Component data from apps and pages

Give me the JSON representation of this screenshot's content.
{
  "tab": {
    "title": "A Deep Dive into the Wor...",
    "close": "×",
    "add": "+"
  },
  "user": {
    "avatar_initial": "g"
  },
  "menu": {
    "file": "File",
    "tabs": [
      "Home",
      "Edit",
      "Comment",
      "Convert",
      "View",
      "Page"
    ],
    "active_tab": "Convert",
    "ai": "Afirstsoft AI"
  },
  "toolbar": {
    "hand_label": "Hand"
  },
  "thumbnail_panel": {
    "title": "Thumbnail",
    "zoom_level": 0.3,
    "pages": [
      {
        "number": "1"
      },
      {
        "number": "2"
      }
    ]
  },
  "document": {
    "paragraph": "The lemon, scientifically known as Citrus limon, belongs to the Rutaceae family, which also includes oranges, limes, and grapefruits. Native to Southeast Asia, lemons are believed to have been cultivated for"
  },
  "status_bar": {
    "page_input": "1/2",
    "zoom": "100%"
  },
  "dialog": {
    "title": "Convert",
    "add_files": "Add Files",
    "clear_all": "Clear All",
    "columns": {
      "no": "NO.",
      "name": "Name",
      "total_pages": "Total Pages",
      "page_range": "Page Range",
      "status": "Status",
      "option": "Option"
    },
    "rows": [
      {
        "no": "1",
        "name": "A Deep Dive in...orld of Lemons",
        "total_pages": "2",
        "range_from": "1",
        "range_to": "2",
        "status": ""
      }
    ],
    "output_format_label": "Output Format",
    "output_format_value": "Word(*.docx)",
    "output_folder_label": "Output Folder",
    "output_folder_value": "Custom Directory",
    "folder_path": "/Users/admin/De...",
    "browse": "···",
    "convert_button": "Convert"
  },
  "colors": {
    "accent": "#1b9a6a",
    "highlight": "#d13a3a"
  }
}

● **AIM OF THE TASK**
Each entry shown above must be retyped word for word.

● **REPLY TO THE EXERCISE**
Give me the JSON representation of this screenshot's content.
{
  "tab": {
    "title": "A Deep Dive into the Wor...",
    "close": "×",
    "add": "+"
  },
  "user": {
    "avatar_initial": "g"
  },
  "menu": {
    "file": "File",
    "tabs": [
      "Home",
      "Edit",
      "Comment",
      "Convert",
      "View",
      "Page"
    ],
    "active_tab": "Convert",
    "ai": "Afirstsoft AI"
  },
  "toolbar": {
    "hand_label": "Hand"
  },
  "thumbnail_panel": {
    "title": "Thumbnail",
    "zoom_level": 0.3,
    "pages": [
      {
        "number": "1"
      },
      {
        "number": "2"
      }
    ]
  },
  "document": {
    "paragraph": "The lemon, scientifically known as Citrus limon, belongs to the Rutaceae family, which also includes oranges, limes, and grapefruits. Native to Southeast Asia, lemons are believed to have been cultivated for"
  },
  "status_bar": {
    "page_input": "1/2",
    "zoom": "100%"
  },
  "dialog": {
    "title": "Convert",
    "add_files": "Add Files",
    "clear_all": "Clear All",
    "columns": {
      "no": "NO.",
      "name": "Name",
      "total_pages": "Total Pages",
      "page_range": "Page Range",
      "status": "Status",
      "option": "Option"
    },
    "rows": [
      {
        "no": "1",
        "name": "A Deep Dive in...orld of Lemons",
        "total_pages": "2",
        "range_from": "1",
        "range_to": "2",
        "status": ""
      }
    ],
    "output_format_label": "Output Format",
    "output_format_value": "Word(*.docx)",
    "output_folder_label": "Output Folder",
    "output_folder_value": "Custom Directory",
    "folder_path": "/Users/admin/De...",
    "browse": "···",
    "convert_button": "Convert"
  },
  "colors": {
    "accent": "#1b9a6a",
    "highlight": "#d13a3a"
  }
}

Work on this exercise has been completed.